Climate Variability: Pacific – North American Teleconnection Pattern
A pattern of anomalous air pressure at four locations over the Pacific Ocean and North America correlate with regional temperature and precipitation anomalies across North America. This pattern, known as the Pacific-North American teleconnection pattern or PNA, influences regional weather by affecting the strength and location of the East Asian jet stream, and subsequently, the [...]
Climate Change: Minimum Arctic Sea Ice Extent
Just as ponds and lakes in northern states develop a layer of ice on their surfaces during cold winters, the surface of the Arctic Ocean also freezes, forming sea ice. Seawater has a lower freezing point than fresh water, but once it is chilled to around -2°C (about 28°F), the salty liquid begins to solidify. [...]
Climate Change: Global Sea Level
Global sea level is on the rise. The total amount of water on Earth isn’t increasing, but the volume of liquid that fills the ocean basins is growing, raising the elevation of the sea’s surface and spilling ocean water onto low-lying land. The extra volume of seawater comes from two places. Clearly, melting of ice [...]
Climate Change: Atmospheric Carbon Dioxide
Carbon dioxide gets a lot of coverage in the news these days, increasingly attracting the attention of government leaders in the United States and around the world. Not bad for a gas you can’t see or smell… Why so much buzz? Carbon dioxide belongs to a category of gases known as “greenhouse gases.” These gases [...]
Climate Change: Global Temperature
Temperatures measured on land and at sea for more than a century show that Earth’s globally averaged surface temperature is experiencing a long-term warming trend. The concept of an average temperature for the entire globe may seem odd. After all, at this very moment, the highest and lowest temperatures on Earth are likely more than [...]
Climate Variability: Arctic Oscillation
The Arctic Oscillation (AO) refers to an atmospheric circulation pattern over the mid-to-high latitudes of the Northern Hemisphere. The most obvious reflection of the phase of this oscillation is the north-to-south location of the storm-steering, mid-latitude jet stream. Thus, the AO can have a strong influence on weather and climate in major population centers in [...]

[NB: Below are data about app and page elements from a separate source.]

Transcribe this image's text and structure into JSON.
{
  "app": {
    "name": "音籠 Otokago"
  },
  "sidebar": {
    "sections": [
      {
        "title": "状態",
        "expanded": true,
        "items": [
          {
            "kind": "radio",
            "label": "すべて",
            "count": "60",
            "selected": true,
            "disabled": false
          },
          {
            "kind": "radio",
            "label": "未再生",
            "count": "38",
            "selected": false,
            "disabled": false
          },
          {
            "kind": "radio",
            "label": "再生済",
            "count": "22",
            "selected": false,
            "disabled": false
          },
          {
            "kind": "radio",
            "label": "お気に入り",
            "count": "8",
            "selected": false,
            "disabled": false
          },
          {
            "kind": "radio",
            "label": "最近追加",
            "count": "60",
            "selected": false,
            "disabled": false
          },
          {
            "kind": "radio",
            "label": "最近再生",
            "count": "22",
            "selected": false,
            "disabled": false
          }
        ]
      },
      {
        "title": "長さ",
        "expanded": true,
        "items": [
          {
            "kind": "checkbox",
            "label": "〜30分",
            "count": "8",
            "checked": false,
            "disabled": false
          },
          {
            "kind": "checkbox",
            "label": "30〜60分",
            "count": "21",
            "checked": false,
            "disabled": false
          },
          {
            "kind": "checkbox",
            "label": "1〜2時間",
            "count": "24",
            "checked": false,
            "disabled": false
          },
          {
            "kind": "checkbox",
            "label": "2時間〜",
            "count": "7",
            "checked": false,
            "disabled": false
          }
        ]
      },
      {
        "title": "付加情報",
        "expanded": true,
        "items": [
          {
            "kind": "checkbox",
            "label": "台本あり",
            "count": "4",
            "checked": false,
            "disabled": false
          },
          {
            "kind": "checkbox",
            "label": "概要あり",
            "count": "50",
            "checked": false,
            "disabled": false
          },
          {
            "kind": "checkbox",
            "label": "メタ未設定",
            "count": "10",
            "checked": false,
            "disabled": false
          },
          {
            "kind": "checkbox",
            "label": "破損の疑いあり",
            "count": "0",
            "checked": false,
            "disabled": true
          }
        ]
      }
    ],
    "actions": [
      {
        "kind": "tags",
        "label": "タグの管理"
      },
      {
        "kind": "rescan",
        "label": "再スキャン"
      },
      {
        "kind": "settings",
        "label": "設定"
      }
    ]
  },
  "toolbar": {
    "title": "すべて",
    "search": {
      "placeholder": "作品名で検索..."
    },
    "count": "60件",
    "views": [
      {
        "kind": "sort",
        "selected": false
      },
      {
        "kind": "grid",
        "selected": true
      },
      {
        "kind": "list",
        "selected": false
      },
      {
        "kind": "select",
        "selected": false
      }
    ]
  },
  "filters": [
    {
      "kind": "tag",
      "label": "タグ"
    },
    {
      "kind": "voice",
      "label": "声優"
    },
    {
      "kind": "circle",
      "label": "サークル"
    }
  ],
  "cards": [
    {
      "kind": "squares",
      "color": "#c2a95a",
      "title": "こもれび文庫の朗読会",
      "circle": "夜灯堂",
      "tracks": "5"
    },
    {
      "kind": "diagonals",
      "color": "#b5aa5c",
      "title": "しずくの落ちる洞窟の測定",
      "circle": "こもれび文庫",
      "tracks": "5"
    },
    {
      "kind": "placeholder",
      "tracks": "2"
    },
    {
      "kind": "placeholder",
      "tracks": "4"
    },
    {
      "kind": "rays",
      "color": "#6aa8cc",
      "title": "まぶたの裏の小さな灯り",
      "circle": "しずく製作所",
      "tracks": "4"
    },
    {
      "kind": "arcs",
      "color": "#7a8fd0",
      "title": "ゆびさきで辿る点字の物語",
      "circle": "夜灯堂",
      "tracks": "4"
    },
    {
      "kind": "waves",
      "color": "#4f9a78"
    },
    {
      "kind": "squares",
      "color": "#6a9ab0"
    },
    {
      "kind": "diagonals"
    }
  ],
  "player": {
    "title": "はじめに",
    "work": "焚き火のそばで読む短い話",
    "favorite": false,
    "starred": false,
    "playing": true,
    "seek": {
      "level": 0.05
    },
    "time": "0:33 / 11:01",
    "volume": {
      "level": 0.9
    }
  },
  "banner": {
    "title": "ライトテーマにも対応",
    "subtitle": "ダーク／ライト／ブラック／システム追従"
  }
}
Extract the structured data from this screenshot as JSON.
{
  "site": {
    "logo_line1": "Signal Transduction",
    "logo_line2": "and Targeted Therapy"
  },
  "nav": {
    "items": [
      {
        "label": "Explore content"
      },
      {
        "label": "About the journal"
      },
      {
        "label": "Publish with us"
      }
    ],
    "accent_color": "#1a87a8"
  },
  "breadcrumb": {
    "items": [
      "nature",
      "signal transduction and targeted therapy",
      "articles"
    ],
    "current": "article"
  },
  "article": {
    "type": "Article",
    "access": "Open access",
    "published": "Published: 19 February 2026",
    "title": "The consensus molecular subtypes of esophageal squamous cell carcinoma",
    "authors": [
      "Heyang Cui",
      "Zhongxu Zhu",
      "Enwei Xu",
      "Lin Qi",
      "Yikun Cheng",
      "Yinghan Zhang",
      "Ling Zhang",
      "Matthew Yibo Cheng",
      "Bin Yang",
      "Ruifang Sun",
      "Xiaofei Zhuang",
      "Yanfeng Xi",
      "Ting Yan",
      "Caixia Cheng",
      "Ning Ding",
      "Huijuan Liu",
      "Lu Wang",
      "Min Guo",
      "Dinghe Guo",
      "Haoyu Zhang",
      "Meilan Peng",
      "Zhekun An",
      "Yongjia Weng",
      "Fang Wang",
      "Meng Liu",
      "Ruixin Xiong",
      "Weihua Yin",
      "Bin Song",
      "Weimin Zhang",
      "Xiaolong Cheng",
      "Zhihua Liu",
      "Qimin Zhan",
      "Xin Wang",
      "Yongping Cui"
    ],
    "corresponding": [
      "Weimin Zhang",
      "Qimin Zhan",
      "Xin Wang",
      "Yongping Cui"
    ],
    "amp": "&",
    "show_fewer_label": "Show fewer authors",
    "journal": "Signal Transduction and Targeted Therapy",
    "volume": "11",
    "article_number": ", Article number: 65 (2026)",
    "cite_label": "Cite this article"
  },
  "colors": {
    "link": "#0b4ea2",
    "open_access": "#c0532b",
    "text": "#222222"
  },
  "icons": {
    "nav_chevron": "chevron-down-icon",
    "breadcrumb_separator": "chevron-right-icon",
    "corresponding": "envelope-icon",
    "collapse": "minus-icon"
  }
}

Climate Variability: Oceanic Niño Index
The El Niño – Southern Oscillation (ENSO) is a recurring climate pattern involving changes in the temperature of waters in the central and eastern tropical Pacific Ocean. On periods ranging from about three to seven years, the surface waters across a large swath of the tropical Pacific Ocean warm or cool by anywhere from 1°C [...]
Climate Variability: Southern Oscillation Index
In addition to the Ocean Niño index, atmospheric measurements can indicate the status of the El Niño – Southern Oscillation cycle. As El Niño conditions develop, sea surface temperatures in the eastern Pacific Ocean increase and air pressure over the region decreases. Simultaneously, higher air pressure develops over the cooler sea surface in the western [...]
Climate Variability: North Atlantic Oscillation
Late in the 16th century, a missionary who had traveled back and forth across the Atlantic Ocean for several years noted that mild winter conditions in Greenland often coincided with severe winter conditions in Denmark, and vice versa. The severe-versus-mild phenomenon he described is now recognized as an impact of the North Atlantic Oscillation or [...]